You lifted the lid of the iron and emptied the cold ashes from the previous day's ironing. Next, you took the iron to the stove and carefully moved aside the pot. With a chimta (long metal tongs) you selected glowing red charcoal and transferred them to the iron. When the iron was three-quarters full, you replaced the pot. Making sure that the lid of the iron was securely shut, you carried it outside and swung it through the air several times. The airstream cleared the ash, which escaped through a row of openings around the edge of the iron. Doing this under the stars branded bright arcs into your memory. If the iron got too hot, you waited for it to cool, or you ironed more tolerant fabrics. Before the charcoal burned away to a size small enough to escape through the holes, you took the iron outside and swung it again.

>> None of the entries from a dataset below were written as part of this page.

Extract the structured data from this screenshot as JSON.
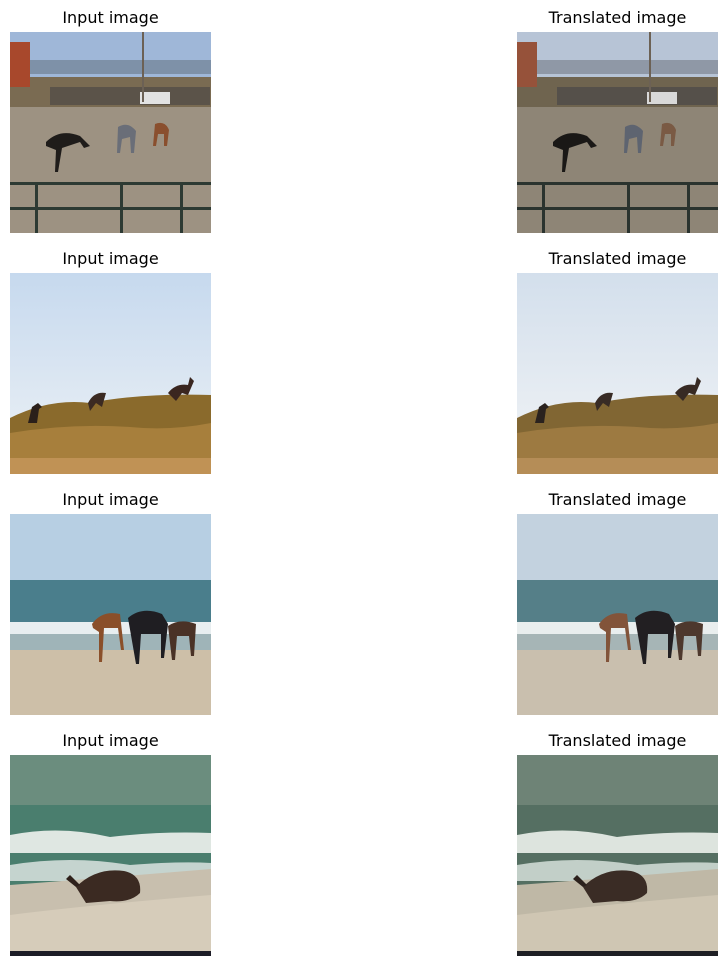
{
  "figure": {
    "rows": [
      {
        "input_title": "Input image",
        "output_title": "Translated image",
        "scene": "rodeo-arena-horses"
      },
      {
        "input_title": "Input image",
        "output_title": "Translated image",
        "scene": "horses-on-grassy-hill"
      },
      {
        "input_title": "Input image",
        "output_title": "Translated image",
        "scene": "horses-on-beach"
      },
      {
        "input_title": "Input image",
        "output_title": "Translated image",
        "scene": "horse-rolling-in-sand"
      }
    ]
  },
  "colors": {
    "sky_blue": "#8fb0d8",
    "sky_white": "#e8eef6",
    "sand": "#b9ac97",
    "grass_brown": "#8a6a2c",
    "sea": "#4a7e86"
  }
}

To the credit of all of us who did the ironing, I can't remember burn-holes. Not even on clothes that had been through the queue. Pata has been declared a Bantu Group Area,we were told sometime in the early sixties. I understood as much of that as a 10-year-old could. They are selling property to Indians in Northdale. That's the new Indian area. Now this was exciting a new house. For Papa, it must have been a major upheaval. However, he bought a piece of land on the border of the new township. Just a wire fence separated the back of the land from the Mountain Rise cemetery. About two years after us, Unna moved to Northdale too.

The seven of us who started out in a village on the Edendale side of Pietermaritzburg are not all still in Northdale. Mullie is in Johannesburg, George is in Durban and I'm in Richards Bay. We have gone where work has taken us. Needing to accommodate growing families, Pamla and Peter have moved to other suburbs of the city. Papa and Baby still live in the house we moved into in 1968. Amah rests in a quiet spot behind what used to be a wire fence, but is now a concrete wall. Unna and Auntie Sarla are still in Northdale but their house too is nearly empty. Akka is a grandmother and widow; the husband she married in Pata died before Amah.

I let the lid drop shut and placed the iron back on its matching stand. Forty-five rands, the vendor repeated, after he'd sold the pegs. I'll take it, I responded. He placed the iron back into its cardboard box, then eased it into a plastic packet. But I won't pay more than R5 for it, I went on. I offered him a R50 note. He took the note, then stopped, puzzled, for he realised what I had said.

Five rands? he repeated.

Five rands for the iron, I confirmed what he'd heard, but I'm happy to pay R45 for the memories.Puzzlement was replaced with a broad grin of understanding. Ngiyabonga,he said, as he slipped the note into a well-used wallet.

He was possibly Papa's age. He knew that I wasn't just buying a coal iron.

Join the conversation! encourages commentary submitted via MyNews24. Contributions of 200 words or more will be considered for publication.

We reserve editorial discretion to decide what will be published.
Read our comments policy for guidelines on contributions. publishes all comments posted on articles provided that they adhere to our Comments Policy. Should you wish to report a comment for editorial review, please do so by clicking the 'Report Comment' button to the right of each comment.

Comment on this story
Comments have been closed for this article.

Inside News24

Traffic Alerts
There are new stories on the homepage. Click here to see them.


Create Profile

Creating your profile will enable you to submit photos and stories to get published on News24.

Please provide a username for your profile page:

This username must be unique, cannot be edited and will be used in the URL to your profile page across the entire network.


Location Settings

News24 allows you to edit the display of certain components based on a location. If you wish to personalise the page based on your preferences, please select a location for each component and click "Submit" in order for the changes to take affect.

Facebook Sign-In

Hi News addict,

Join the News24 Community to be involved in breaking the news.

Log in with Facebook to comment and personalise news, weather and listings.